“This is the first time that CMS has released Medicare Advantage data stratified by race and ethnicity. Increasing understanding and awareness of disparities and their causes is the first step of our path to equity,” said Dr. Cara James, director of the CMS Office of Minority Health. “While these data do not tell us why differences exist, they show where we have problems and can help spur efforts to understand what can be done to reduce or eliminate these differences.”

The data are based on an analysis of two sources of information. The first is part of the Healthcare Effectiveness Data and Information Set (HEDIS). HEDIS collects information from medical records and administrative data on how well the needs of Medicare beneficiaries are met for a variety of medical issues, including diabetes, cardiovascular disease, and chronic lung disease. The second part is the Medicare Consumer Assessment of Healthcare Providers and Systems (CAHPS) Survey, which is conducted annually by CMS. CAHPS focuses on the health care experiences of Medicare beneficiaries across the nation.

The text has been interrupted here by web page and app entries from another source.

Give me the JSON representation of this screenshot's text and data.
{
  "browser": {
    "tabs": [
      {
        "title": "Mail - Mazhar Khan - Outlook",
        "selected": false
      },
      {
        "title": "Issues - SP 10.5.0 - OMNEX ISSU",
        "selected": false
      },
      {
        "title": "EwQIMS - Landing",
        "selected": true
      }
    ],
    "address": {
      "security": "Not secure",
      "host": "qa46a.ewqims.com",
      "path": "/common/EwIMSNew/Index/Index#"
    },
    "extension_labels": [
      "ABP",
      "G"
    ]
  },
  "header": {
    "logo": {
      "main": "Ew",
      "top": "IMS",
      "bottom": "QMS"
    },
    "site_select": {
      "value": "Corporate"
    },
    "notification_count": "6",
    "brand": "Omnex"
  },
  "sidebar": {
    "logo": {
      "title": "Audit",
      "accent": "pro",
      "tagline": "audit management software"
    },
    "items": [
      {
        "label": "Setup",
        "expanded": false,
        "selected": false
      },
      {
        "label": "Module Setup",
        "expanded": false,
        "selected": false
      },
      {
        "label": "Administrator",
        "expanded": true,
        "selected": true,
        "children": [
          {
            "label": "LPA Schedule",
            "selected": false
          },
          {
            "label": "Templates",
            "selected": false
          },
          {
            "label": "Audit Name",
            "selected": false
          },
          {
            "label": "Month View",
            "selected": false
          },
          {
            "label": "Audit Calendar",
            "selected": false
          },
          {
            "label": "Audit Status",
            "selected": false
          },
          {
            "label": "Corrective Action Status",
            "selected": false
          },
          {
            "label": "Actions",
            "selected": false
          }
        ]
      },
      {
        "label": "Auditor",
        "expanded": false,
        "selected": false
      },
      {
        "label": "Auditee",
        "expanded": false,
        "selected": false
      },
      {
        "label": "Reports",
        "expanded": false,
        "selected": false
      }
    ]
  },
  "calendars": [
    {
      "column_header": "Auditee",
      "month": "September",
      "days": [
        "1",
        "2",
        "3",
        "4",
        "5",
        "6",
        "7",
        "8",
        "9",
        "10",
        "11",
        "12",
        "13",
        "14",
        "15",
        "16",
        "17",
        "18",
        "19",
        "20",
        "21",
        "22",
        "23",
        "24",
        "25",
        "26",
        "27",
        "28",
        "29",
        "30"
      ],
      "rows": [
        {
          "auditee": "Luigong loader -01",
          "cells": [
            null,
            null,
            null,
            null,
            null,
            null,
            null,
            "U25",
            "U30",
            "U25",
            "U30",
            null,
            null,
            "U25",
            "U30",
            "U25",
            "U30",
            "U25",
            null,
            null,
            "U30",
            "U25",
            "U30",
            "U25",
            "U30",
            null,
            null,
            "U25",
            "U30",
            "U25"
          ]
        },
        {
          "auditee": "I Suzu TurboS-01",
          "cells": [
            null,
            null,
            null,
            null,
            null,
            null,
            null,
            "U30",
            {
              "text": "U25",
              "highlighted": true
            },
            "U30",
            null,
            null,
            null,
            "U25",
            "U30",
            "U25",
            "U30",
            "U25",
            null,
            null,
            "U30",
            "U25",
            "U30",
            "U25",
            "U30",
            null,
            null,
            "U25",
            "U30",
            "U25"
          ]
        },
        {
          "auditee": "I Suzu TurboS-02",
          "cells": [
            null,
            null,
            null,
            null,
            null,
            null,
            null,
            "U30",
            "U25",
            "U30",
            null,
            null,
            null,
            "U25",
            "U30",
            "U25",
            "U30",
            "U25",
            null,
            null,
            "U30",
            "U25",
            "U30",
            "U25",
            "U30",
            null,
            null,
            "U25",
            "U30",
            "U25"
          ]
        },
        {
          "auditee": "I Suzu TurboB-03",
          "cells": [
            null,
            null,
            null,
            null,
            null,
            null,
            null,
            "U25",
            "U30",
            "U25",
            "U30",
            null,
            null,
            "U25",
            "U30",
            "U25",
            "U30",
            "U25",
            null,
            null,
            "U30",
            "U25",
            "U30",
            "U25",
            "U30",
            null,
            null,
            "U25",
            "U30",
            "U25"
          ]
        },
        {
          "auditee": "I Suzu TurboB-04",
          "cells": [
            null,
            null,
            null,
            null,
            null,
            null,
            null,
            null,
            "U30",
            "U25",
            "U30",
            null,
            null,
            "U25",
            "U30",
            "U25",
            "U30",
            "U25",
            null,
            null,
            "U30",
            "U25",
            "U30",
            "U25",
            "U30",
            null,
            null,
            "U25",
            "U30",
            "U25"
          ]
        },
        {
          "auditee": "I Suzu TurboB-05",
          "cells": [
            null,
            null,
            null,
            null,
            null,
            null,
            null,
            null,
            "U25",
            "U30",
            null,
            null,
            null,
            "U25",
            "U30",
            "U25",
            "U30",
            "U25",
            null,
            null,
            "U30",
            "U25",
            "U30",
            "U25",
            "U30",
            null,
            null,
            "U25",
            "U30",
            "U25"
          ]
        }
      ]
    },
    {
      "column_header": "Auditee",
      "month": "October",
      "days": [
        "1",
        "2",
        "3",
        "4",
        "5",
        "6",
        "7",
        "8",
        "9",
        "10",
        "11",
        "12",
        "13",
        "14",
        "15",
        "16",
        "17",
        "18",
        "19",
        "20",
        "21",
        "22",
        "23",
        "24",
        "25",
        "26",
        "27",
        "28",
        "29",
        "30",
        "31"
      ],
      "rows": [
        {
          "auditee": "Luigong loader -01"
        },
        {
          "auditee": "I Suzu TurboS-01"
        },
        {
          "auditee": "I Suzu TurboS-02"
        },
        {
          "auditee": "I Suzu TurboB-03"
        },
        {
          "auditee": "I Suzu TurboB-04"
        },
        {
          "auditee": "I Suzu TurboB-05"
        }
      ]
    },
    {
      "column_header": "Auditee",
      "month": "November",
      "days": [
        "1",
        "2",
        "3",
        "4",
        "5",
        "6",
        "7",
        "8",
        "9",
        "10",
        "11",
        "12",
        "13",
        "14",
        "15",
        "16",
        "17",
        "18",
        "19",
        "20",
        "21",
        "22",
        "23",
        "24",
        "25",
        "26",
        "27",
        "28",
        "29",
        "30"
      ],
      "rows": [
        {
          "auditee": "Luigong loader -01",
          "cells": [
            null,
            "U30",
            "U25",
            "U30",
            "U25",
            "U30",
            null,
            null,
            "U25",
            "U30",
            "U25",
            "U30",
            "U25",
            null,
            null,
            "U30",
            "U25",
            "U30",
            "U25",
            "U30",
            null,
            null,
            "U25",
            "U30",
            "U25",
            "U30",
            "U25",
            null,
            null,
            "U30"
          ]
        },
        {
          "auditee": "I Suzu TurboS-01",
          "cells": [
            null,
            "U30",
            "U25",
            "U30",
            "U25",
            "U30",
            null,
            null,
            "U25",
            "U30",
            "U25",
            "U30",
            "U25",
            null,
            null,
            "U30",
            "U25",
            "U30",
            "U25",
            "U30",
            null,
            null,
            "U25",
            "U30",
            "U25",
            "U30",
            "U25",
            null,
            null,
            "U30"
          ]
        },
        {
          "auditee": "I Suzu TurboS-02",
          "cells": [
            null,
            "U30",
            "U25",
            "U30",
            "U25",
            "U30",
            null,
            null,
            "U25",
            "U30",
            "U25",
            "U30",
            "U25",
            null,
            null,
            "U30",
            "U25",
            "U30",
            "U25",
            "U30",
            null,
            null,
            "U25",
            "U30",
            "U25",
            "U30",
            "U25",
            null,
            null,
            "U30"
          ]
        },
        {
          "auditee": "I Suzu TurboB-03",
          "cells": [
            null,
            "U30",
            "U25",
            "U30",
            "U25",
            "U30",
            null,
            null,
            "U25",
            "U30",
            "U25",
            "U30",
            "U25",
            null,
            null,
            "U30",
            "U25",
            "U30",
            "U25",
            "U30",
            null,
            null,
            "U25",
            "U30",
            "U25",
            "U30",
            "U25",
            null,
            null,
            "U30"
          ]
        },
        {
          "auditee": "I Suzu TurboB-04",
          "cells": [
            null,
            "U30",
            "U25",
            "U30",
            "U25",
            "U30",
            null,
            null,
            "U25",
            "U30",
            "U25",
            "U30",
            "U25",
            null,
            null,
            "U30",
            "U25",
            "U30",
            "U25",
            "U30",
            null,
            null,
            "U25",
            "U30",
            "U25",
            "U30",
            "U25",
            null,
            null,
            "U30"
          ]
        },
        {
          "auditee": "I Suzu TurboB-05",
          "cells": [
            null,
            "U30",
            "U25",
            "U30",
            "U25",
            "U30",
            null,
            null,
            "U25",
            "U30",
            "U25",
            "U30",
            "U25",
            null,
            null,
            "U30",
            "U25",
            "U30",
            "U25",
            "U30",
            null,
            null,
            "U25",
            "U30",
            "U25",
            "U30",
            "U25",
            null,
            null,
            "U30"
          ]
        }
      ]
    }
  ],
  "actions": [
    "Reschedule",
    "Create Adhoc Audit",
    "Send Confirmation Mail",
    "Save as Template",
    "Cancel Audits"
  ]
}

The database presents HEDIS and CAHPS scores for different racial and ethnic groups at the level of individual Medicare contracts and is intended to be used to improve quality and accountability. The information provided by this database is not used to evaluate care through the star ratings program Medicare Advantage and Part D Star Ratings program nor is not it used for payment purposes.

“These data are a good first step in understanding disparities in Medicare Advantage,” said Sean Cavanaugh, CMS deputy administrator and director of the Center for Medicare. “We look forward to working with plans in closing the differences in the quality of care that people with Medicare Advantage receive.”

A report summarizing the data accompanied the release. Analysis of the quality of care delivered to beneficiaries showed that Asians and Pacific Islanders typically received care that is similar to or better than the care received by whites, whereas African Americans and Hispanics typically received care that is similar to or worse than the care received by whites. African Americans and Hispanics also reported their health care experiences as being similar to or worse than the experiences reported by whites. This data help to highlight the racial and ethnic disparities that occur within health care.

The data and summary report can be viewed here.